- _Assignment_
Where a line below holds the string "mnemonic", that line goes into the answer.
------ Input
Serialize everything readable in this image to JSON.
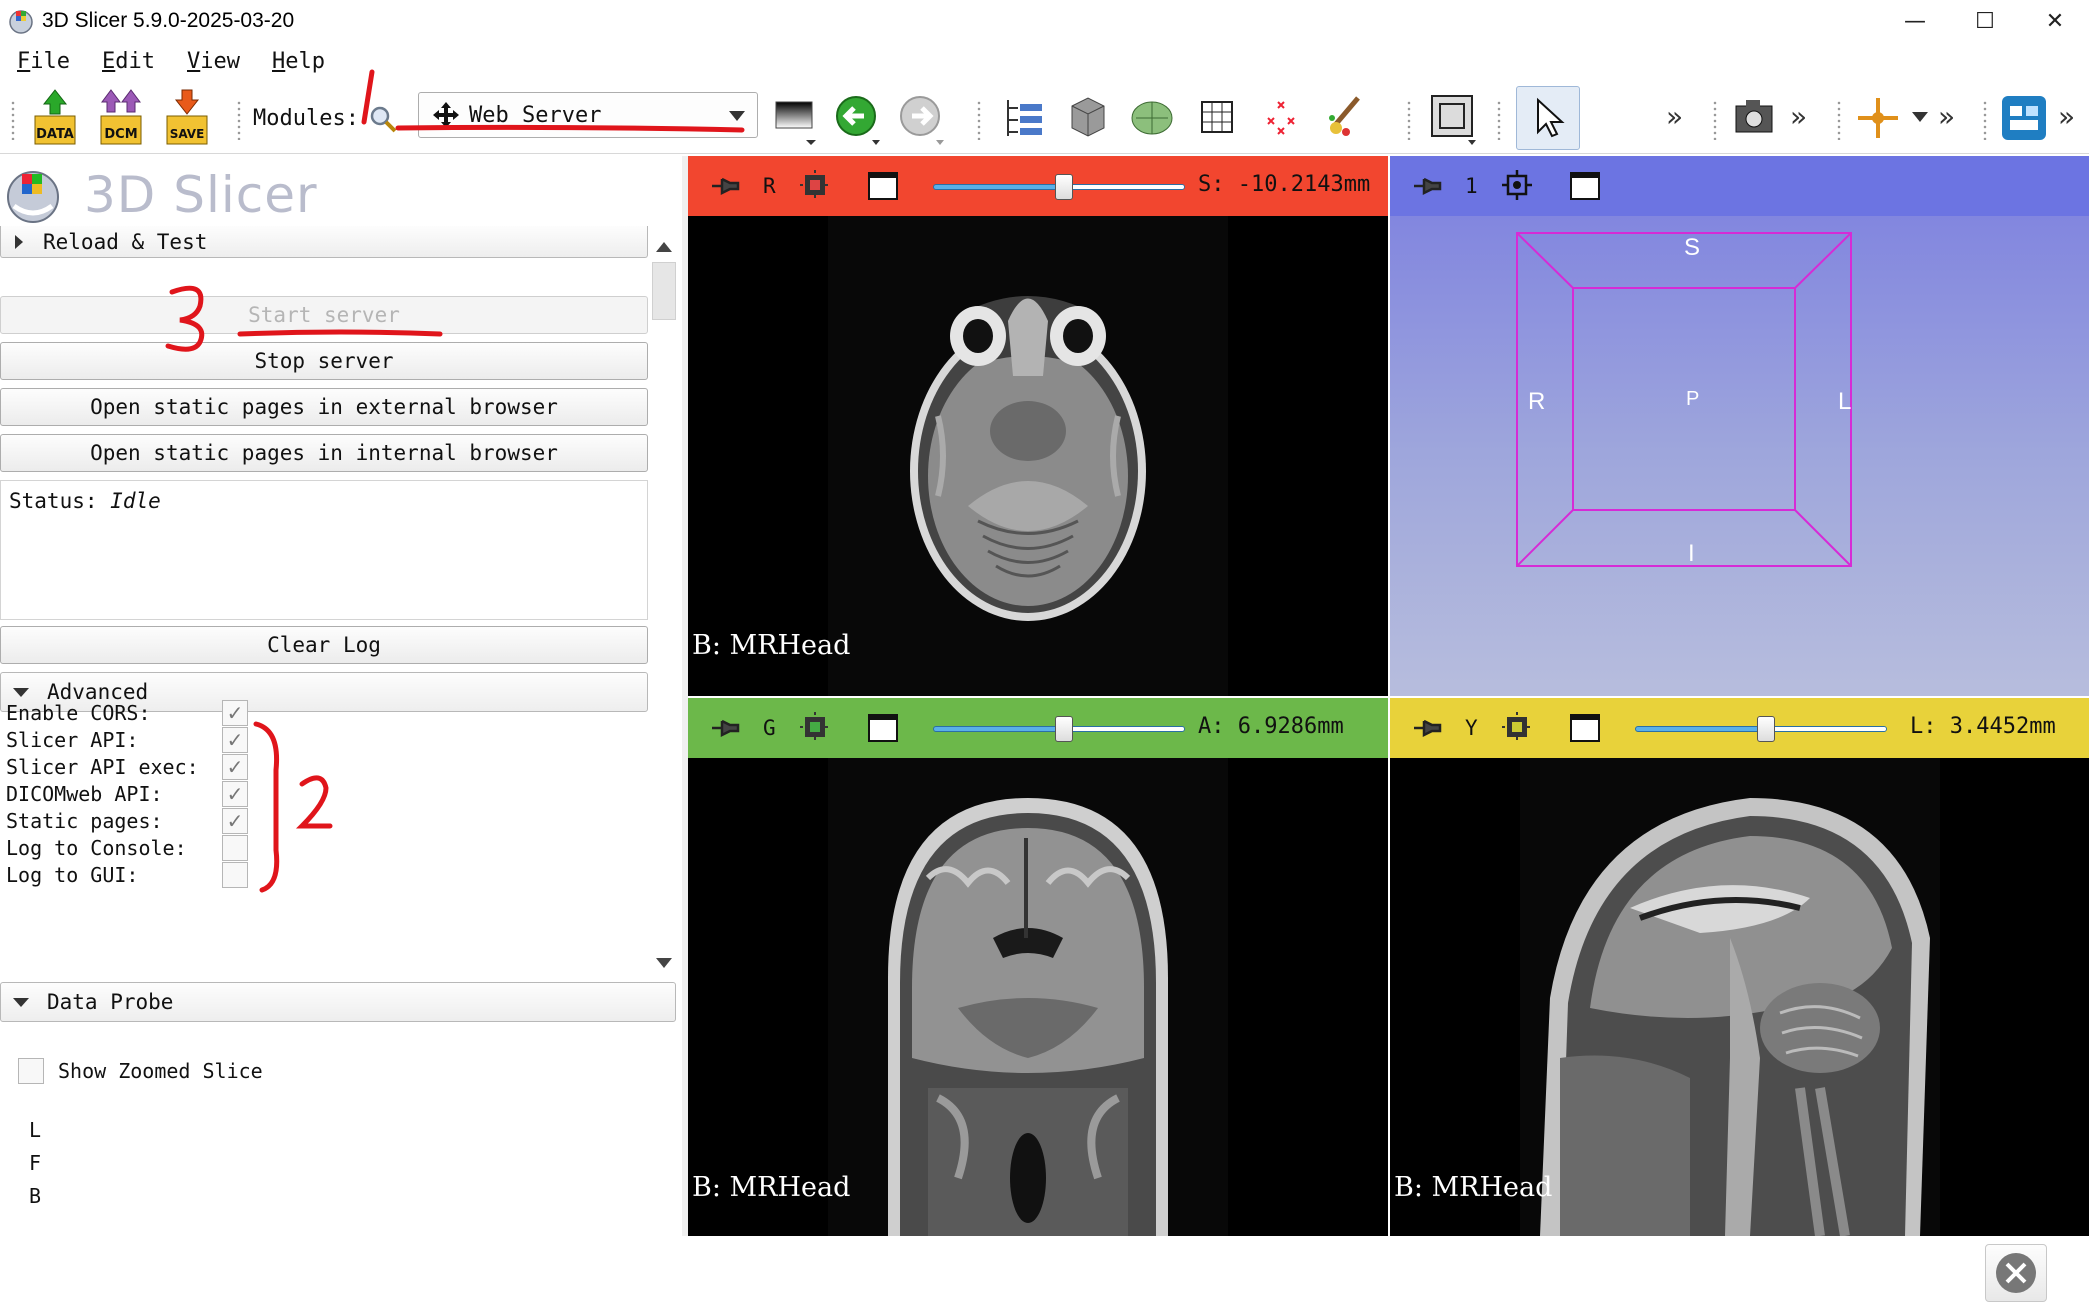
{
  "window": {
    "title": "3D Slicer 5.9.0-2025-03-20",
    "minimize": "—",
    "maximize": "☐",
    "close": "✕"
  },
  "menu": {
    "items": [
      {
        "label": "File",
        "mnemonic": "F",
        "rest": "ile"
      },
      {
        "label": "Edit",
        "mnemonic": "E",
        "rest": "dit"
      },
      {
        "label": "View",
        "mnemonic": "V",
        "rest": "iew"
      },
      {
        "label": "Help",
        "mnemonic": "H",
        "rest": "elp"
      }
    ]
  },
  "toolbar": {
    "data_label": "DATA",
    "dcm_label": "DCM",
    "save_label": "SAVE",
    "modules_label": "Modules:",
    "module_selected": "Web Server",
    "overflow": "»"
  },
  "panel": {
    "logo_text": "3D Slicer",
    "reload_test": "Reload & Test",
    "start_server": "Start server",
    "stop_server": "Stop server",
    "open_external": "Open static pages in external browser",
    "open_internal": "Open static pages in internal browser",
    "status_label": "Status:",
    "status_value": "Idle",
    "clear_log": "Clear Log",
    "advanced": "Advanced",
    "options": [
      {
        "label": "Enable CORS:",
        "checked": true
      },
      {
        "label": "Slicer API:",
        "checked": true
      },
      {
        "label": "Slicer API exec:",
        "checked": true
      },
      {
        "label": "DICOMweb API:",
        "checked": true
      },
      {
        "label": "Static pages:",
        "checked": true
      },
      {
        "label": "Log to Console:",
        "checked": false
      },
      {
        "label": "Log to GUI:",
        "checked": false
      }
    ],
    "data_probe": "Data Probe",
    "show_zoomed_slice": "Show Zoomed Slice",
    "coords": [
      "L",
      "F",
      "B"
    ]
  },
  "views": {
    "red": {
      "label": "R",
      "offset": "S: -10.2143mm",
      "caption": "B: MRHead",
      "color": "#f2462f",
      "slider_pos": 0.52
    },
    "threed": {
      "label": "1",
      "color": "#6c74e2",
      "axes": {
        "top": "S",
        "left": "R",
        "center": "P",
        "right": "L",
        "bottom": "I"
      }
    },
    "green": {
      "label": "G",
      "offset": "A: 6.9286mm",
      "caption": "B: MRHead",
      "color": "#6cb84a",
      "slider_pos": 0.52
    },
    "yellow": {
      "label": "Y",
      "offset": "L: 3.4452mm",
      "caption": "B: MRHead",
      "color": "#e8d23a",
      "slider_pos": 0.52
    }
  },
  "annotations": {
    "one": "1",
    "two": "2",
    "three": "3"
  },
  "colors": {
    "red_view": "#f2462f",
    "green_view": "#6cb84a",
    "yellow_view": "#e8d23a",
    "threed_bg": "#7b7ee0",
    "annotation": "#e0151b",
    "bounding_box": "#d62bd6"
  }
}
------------
- _Written solution_
        "mnemonic": "F",
        "mnemonic": "E",
        "mnemonic": "V",
        "mnemonic": "H",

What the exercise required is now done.